Laughter
It is so important to laugh together. I want us to play together. Have inside jokes. To dig a deep well of relationship that bond us together and make us quick to forgive and trust when hit with the unexpected.

Dependent on God/Prayer
Your walk with Jesus is critically important. This season we’re all reading the New Testament together. We’re trying to make sure our walk with Jesus is more visible and something we talk about as easily as we would Sherlock Holmes or the new Coldplay album (both of which are excellent by the way). Your walk with Jesus is person, but it is also communal. As a team we need to strive to e

JG



I got the call last week that I was invited to be a sessional instructor at a local Bible College teaching Youth Ministry Philosophy in the fall. I am really excited to be returning to teach, not only to share my heart for ministry, but the chance to meet young leaders just exploring the possibility of going into vocational or volunteer youth ministry. Its so exciting to spend time with young passionate leaders ready to change the world for Christ. In many conversations I have with young leaders there is a few things that I encourage and warn them about and here are a three of them.

Find a balance early: I have seen it before, the new young youth pastor comes into town, single and ready to impact students lives, spending 40 hours a week making a great youth ministry, planning, dreaming and studying. But when the workday is over, heading off to watch a students basketball game, then a badminton tournament, teaching a bible study. Soon that 40 hour week has become 80. The challenge is that students can begin to expect that and when the single youth pastor meets a significant other and eventually transitions into marriage, it can be really hard to dial back the time expectations that students have gotten used to. Find a work life balance early, learn to go offline and be available, but not too available.

The Honeymoon period is real: If you are new in a Church, there is a certain amount of time (sometimes as much as a year) where you can do no wrong (within reason!), and if there is something you need, its time to ask for it. If the 30lb laptop that used to belong to the Senior Pastor isn’t going to work ask early for something that will suit your needs and vision. Your ideas are fresh, people want to help you get settled and build momentum, so ask for it early, as they are more likely to approve legitimate needs. Don’t be shy, but don’t be greedy.

The person before was better: (read further!) Not everyone experiences a healthy ministry hand off and you might be picking up a neglected or abandoned ministry. If so it is inevitable that no matter how poor the situation you are inheriting, that there is likely something that the person you are replacing did better than you. They may have neglected the leaders, hardly taught the Bible, slapped together events, but if the former leader was great at giving high fives, you will hear about it. Students can be guilty of romanticizing the past and their teenage honesty will have them reminding you often of the glory days from before you arrived that were not as glorious as they might think. You are you, God has equipped you to lead and placed you there, and students may have very vocal and unfair expectations of you, but try your best to not let it get to you.
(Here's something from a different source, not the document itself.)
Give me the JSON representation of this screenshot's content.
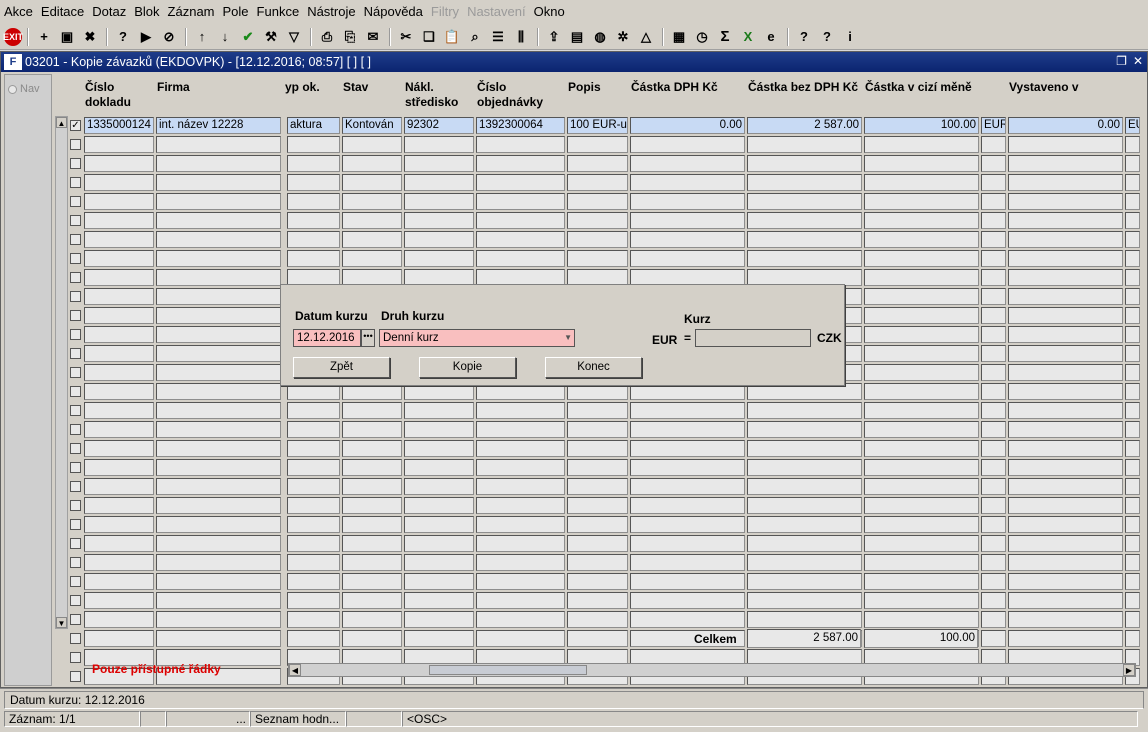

If you are lucky enough to inherit a ministry where the leader left really well after a great tenure, the shoes you are stepping into might be huge, just stay the course, be gracious in receiving criticism and focus on what God wants to do in the ministry.

There is something really exciting about meeting and working with young leaders, and helping them navigate through some of the pitfalls is even more rewarding when you watch them come through it and thrive.
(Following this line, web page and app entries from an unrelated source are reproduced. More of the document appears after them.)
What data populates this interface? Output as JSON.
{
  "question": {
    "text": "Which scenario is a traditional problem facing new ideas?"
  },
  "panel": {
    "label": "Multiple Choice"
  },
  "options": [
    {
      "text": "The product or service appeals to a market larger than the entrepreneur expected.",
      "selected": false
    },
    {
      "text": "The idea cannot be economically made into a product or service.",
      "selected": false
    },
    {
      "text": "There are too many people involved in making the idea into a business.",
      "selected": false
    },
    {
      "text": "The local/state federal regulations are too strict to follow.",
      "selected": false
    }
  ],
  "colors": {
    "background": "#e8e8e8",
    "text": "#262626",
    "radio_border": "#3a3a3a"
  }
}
Geoff Stewart is the Pastor of Jr & Sr High School for Journey Student Ministries at Peace Portal Alliance Church and regularly contributes GUEST POSTS to MTDB. Be sure to check out his Twitter stream for awesome ministry goodness. Get in on the fun and write up a guest post yourself, too!